Data records for software interfaces
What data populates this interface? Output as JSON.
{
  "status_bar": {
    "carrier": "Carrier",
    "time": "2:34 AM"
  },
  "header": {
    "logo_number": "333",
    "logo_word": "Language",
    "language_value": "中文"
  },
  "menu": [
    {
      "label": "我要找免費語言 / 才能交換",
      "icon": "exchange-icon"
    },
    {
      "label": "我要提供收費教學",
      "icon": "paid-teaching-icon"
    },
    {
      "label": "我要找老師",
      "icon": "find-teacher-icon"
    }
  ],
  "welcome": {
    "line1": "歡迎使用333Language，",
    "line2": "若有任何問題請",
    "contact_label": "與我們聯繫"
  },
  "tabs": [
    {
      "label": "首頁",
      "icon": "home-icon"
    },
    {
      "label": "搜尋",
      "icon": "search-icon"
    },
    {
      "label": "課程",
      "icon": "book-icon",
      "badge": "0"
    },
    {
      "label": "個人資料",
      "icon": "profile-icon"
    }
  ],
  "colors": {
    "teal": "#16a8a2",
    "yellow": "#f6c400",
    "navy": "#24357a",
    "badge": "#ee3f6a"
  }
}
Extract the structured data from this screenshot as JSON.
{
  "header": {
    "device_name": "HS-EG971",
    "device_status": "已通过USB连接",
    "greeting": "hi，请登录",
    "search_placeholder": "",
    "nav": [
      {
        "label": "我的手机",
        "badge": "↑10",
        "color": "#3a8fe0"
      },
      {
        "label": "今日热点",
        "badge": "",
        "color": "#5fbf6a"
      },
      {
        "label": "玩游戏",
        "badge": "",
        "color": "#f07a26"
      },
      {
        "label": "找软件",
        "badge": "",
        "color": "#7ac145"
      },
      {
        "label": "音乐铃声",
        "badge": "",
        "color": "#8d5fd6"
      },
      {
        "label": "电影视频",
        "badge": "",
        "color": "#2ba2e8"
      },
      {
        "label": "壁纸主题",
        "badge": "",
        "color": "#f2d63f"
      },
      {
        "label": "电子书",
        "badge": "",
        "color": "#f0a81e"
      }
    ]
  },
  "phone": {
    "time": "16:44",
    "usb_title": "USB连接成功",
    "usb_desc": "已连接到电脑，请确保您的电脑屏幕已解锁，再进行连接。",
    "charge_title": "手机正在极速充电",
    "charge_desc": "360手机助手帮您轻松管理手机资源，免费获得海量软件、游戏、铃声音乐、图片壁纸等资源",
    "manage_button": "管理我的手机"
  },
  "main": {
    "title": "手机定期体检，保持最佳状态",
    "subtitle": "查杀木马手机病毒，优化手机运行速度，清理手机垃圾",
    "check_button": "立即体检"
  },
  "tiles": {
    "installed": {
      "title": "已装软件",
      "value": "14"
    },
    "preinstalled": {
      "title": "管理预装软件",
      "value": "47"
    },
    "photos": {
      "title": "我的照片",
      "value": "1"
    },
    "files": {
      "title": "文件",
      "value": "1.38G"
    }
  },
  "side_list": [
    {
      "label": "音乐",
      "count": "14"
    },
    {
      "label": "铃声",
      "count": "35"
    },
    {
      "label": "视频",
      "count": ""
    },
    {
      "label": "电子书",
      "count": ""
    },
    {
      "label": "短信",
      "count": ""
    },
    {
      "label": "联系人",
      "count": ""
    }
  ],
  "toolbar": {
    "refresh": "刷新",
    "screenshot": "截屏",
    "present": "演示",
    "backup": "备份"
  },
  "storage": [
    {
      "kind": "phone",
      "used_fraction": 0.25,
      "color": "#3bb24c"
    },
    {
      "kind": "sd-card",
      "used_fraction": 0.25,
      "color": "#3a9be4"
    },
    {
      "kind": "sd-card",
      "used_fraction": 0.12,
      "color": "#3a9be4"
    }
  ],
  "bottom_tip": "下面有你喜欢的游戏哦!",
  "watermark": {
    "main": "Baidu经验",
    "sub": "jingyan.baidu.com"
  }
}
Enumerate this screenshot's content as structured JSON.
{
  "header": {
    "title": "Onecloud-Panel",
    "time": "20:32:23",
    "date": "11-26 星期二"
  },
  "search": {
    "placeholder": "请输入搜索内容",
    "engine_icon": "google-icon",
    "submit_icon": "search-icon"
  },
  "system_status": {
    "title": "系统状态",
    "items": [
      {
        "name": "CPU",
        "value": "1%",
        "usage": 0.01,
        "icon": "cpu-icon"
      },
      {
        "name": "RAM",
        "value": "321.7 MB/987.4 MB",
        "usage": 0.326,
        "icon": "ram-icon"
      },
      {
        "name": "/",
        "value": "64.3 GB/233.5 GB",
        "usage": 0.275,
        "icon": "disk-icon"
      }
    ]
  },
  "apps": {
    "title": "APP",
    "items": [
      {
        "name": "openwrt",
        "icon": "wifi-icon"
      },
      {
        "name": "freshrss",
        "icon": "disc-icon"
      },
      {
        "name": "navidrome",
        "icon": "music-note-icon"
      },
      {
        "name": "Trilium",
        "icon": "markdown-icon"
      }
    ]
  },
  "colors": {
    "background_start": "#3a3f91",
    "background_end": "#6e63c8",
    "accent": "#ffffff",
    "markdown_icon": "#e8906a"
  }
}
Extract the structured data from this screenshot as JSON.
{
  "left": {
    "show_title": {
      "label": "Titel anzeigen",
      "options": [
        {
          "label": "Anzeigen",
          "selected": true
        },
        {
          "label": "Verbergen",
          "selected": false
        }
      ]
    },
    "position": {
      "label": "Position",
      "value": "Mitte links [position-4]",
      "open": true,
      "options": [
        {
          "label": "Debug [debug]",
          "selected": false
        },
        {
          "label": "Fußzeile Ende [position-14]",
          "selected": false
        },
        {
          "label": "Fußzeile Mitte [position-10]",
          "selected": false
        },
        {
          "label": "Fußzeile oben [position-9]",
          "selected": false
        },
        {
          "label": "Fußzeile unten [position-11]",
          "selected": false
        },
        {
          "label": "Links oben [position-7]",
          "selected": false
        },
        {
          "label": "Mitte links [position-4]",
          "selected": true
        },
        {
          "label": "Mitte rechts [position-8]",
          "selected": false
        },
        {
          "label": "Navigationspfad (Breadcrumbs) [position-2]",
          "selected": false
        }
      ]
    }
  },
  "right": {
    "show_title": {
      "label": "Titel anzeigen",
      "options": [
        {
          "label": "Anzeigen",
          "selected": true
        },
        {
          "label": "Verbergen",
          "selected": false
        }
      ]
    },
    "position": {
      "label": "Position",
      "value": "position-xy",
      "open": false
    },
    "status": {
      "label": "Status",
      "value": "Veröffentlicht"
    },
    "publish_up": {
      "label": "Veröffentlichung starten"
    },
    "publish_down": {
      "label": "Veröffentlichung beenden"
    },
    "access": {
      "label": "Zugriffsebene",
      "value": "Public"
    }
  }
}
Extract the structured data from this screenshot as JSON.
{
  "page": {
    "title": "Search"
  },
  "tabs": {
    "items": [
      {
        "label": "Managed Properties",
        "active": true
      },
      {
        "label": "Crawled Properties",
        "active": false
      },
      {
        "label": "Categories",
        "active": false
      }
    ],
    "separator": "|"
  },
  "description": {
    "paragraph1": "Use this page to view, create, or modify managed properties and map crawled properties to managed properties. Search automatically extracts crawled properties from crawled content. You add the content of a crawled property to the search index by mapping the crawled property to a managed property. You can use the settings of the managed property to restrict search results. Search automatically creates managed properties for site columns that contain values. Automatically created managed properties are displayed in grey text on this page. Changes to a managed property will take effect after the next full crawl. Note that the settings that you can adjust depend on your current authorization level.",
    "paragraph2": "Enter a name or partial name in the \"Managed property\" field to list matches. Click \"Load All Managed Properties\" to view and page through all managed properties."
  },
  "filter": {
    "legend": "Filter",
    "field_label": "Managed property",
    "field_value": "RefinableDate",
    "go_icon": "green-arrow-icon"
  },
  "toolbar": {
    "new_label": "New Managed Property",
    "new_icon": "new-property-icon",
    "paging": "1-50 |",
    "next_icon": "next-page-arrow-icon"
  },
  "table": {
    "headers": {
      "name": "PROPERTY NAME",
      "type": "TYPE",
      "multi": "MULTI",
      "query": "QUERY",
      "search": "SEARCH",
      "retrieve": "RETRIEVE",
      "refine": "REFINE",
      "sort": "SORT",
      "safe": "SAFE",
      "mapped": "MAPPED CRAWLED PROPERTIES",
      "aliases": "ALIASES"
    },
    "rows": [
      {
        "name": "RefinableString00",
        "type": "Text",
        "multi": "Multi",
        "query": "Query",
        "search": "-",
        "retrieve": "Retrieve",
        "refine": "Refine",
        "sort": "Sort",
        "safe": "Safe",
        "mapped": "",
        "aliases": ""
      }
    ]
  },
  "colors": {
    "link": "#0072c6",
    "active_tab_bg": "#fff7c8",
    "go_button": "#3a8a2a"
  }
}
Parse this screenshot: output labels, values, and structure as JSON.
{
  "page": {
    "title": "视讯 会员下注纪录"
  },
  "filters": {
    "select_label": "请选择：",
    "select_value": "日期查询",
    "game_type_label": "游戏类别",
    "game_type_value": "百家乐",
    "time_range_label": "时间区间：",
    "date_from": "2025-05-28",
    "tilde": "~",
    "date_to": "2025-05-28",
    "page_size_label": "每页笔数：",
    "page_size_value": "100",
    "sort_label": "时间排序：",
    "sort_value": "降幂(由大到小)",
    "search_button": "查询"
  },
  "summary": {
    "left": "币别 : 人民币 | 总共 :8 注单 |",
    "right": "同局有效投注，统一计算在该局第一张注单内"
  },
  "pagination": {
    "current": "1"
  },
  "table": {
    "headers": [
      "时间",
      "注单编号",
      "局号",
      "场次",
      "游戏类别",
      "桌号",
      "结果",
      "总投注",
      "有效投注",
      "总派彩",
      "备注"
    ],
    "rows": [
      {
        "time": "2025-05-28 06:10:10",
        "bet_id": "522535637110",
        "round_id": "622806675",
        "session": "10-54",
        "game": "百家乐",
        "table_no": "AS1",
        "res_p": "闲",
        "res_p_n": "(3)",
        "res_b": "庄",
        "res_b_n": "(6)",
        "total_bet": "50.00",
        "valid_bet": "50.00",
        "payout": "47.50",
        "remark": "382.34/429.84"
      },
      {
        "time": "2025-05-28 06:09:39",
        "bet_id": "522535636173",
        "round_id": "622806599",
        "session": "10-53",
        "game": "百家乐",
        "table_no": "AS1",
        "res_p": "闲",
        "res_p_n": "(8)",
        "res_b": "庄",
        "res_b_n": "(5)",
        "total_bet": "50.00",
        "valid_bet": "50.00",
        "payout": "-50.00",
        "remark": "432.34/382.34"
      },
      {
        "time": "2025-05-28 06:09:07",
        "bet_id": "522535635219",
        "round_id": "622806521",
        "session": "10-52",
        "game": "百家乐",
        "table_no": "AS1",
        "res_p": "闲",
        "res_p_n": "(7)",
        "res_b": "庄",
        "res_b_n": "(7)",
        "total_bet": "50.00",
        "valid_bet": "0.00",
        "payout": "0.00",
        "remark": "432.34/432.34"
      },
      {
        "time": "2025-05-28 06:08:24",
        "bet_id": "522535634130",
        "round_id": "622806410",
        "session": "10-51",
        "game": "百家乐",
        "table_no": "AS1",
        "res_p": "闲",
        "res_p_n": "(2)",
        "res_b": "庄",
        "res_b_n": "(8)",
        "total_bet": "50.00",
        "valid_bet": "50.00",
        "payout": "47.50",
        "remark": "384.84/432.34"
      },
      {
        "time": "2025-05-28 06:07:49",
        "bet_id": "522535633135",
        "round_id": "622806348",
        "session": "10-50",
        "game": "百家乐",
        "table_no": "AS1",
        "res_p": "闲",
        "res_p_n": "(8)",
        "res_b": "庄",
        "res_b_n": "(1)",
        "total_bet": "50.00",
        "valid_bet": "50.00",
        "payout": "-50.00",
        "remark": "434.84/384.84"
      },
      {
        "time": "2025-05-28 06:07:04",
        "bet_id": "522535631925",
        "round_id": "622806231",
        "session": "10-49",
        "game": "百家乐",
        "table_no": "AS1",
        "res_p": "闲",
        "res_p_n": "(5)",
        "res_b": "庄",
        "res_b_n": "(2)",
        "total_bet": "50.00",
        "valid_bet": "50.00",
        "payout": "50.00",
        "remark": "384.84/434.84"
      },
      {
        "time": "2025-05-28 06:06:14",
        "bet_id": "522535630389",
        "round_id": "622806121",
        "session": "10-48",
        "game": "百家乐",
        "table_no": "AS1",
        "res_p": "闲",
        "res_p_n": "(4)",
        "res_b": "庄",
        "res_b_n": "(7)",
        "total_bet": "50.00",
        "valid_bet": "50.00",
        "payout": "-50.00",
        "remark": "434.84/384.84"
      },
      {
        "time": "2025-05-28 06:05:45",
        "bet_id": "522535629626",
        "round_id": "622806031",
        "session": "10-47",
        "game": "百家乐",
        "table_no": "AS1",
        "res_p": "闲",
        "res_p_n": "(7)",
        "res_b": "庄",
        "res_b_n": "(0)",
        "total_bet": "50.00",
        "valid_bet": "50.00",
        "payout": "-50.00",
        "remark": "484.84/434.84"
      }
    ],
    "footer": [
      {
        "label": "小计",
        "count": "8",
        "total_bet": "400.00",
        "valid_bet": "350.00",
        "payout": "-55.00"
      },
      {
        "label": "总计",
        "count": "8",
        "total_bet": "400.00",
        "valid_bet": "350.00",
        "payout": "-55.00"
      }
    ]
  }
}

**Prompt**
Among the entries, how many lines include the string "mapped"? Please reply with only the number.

**Worked solution**
2